For example, it’s fair to say Boeing’s last biggest commercial project was the Dreamliner, which still hasn’t found its legs after years of testing and re-modifications. In fact, just this week the National Transportation Safety Board recommended additional tests to the plane to ensure the batteries are up to FAA regulations, as USA Today reports. This is a prime example of the kind of issue Boeing faces when bringing new products to market, and why its pace has been much slower than businesses in other industries.
Boeing has been able to build a powerful, influential business by taking its old, methodical approach to product development. It employs thousands of engineers, designers, and installers in manufacturing plants across the country, and working with machinists unions, have been able to supply an ample number of quality jobs for many. The company has built a reputation for being trustworthy and a positive influence on local communities, while also bolstering local economies in which it holds a major presence.
McNerney could be trying to capitalize on the success Apple has had in portraying its brand name to the public. As one of America’s most beloved companies, it’s not uncommon to see lines of people outside retail locations awaiting new Apple products to be released.
Conversely, Boeing has recently been facing the brunt of mounting public impatience with many of its business practices. Notably, the company has been outed as perhaps the most blatant example of a “corporate welfare queen,” absorbing huge amounts of tax payer dollars and subsidies from the government. In fact, Boeing ranked as the top subsidy recipient of all major corporations, according to Al-Jazeera, securing 137 subsidies for a total of $13.2 billion.

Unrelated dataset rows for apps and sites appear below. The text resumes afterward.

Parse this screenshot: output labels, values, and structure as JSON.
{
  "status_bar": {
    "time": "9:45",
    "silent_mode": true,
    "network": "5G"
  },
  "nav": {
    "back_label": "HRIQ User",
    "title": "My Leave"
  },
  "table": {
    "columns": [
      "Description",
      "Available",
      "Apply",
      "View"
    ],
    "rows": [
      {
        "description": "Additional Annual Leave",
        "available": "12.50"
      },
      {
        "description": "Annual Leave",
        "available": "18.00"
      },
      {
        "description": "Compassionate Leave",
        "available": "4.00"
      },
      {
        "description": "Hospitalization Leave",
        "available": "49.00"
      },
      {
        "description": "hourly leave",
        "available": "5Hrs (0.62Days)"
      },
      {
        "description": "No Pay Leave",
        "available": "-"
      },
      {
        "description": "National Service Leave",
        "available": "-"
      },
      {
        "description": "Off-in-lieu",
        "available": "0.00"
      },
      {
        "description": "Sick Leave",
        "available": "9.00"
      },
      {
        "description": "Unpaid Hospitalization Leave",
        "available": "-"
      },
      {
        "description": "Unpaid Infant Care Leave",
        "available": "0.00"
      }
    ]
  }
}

Other moves have managed to turn public opinion against the company, as in a recent decision to lay off a number of workers in western Washington state, the stronghold of Boeing’s manufacturing. As reported by Everett, Washington’s HeraldNet, just months after the Washington state Legislature granted the company $8.7 billion in tax preferences to keep manufacturing jobs in the state, Boeing decided to go ahead and let a number of those workers go anyway. That $8.7 billion is the largest in American history, and the move by Boeing has certainly gotten the attention of legislatures across the country, in addition to angry residents and employees.
By taking on a strategic approach like Apple, Boeing would need to shift its focus from massive government projects that consume massive amounts of time and resources. While the projects and products the company could take on are anyone’s guess, it’s safe to assume it would probably revolve around similarly-styled aircraft, in which different models could be built around in order to optimize the development process and produce more planes.
With upcoming projects in the pipeline including building the successors to models like the 737 and A320, NASDAQ.com says new and revamped technologies aimed at producing more fuel-efficient aircraft won’t be decided upon for a long time. Those innovations could lead to big savings, not only for Boeing, but for taxpayers who foot the bill for the Department of Defense, which is one of Boeing’s largest customers.
This would be a similar approach to what Apple does, by creating an innovative product like the iPad, and then releasing annual updated versions or different variations, like the iPad 2 and the iPad Air. By putting in most of the work upfront, Apple sets itself up for continual growth by redesigning and tweaking the technical specifications to meet new demand. If Boeing were able to capitalize on a similar workflow, there’s no telling what the skies could look like in a decade or two.
By adopting a new strategy closer to that of Apple, Boeing is making it clear that it is focused on sucking up every last cent of profit it can from its products by shaving costs and streamlining manufacturing facilities, as explained by Reuters. Having been the focus of increasing public and legislative scrutiny of late, trying to give the company a more consumer-friendly face, much like Apple has done, certainly couldn’t hurt either. While it’s unclear how exactly the measures Boeing plans to take will ultimately effect its products and business, an attempt at ramping up production and innovation time is admirable. For now, everyone will need to wait and see what exactly the “Applization” of the aerospace industry looks like.